He was a pupil of Erasmus, who called him inter nobiles doctissimus. His friends included Colet, More and Grocyn. He held a command in the force sent to suppress Perkin Warbeck's rebellion in 1497. In 1513 he was appointed governor of Tournai, and his letters to Wolsey and Henry VIII describing his vigorous government of the town are preserved in the British Museum.

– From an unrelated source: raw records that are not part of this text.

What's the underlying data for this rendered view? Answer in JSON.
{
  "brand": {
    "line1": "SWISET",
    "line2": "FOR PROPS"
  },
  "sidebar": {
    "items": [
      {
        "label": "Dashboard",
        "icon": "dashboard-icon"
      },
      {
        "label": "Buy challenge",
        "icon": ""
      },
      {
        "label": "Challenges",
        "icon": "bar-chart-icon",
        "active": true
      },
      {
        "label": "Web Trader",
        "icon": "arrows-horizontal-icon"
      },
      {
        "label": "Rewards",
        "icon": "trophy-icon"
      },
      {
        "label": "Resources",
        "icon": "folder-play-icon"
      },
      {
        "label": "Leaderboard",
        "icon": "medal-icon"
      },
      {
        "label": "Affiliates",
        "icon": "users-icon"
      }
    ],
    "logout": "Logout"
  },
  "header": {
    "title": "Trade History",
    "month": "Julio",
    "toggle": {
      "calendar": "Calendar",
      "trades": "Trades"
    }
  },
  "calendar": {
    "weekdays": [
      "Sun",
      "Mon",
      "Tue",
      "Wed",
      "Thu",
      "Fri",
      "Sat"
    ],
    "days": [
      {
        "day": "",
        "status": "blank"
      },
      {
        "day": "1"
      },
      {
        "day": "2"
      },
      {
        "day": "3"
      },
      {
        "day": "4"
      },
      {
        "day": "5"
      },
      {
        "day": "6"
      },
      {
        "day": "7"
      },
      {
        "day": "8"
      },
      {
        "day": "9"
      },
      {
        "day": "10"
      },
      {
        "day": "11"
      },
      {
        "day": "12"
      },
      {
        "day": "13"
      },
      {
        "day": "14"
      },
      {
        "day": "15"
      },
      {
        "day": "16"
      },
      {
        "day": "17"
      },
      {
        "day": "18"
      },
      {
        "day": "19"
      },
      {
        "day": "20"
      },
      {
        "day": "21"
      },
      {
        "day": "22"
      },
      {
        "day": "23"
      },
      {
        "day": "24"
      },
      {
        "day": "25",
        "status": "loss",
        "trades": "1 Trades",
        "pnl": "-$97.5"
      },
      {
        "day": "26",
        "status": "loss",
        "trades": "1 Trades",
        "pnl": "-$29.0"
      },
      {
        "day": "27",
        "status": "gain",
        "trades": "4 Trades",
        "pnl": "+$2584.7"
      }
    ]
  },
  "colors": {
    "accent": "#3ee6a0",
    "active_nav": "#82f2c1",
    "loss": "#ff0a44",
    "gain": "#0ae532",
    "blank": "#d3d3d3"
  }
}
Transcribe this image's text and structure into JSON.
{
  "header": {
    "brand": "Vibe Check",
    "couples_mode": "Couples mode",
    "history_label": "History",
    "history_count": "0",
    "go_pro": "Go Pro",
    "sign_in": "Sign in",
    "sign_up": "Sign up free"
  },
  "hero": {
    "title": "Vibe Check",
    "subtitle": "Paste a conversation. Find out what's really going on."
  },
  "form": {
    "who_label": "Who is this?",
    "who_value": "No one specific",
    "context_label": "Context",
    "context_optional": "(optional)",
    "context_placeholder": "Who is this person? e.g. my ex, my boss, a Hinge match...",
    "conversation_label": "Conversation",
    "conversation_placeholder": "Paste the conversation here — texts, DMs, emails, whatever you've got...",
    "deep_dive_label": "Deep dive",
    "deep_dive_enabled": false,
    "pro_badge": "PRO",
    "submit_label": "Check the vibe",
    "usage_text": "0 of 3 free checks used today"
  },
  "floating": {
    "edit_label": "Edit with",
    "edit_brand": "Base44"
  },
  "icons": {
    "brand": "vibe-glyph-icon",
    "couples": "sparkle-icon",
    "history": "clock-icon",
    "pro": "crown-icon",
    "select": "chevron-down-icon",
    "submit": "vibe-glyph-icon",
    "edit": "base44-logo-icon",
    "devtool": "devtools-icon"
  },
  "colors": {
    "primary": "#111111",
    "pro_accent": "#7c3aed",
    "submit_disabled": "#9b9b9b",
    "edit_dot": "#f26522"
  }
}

He was present with Henry VIII at the Field of the Cloth of Gold in 1520, and at the meeting with Charles V in 1522. He had been master of the mint since 1509, and chamberlain to Catherine of Aragon since 1512. It fell to him in this office to announce to the queen Henry's intention to divorce her; he also signed the letter to the pope conveying the king's threat to repudiate the papal supremacy unless the divorce were granted. Mountjoy, who was one of the wealthiest English nobles of his time, died in 1534. His son Charles, 5th Baron Mountjoy (1516-1544), was also a patron of learning.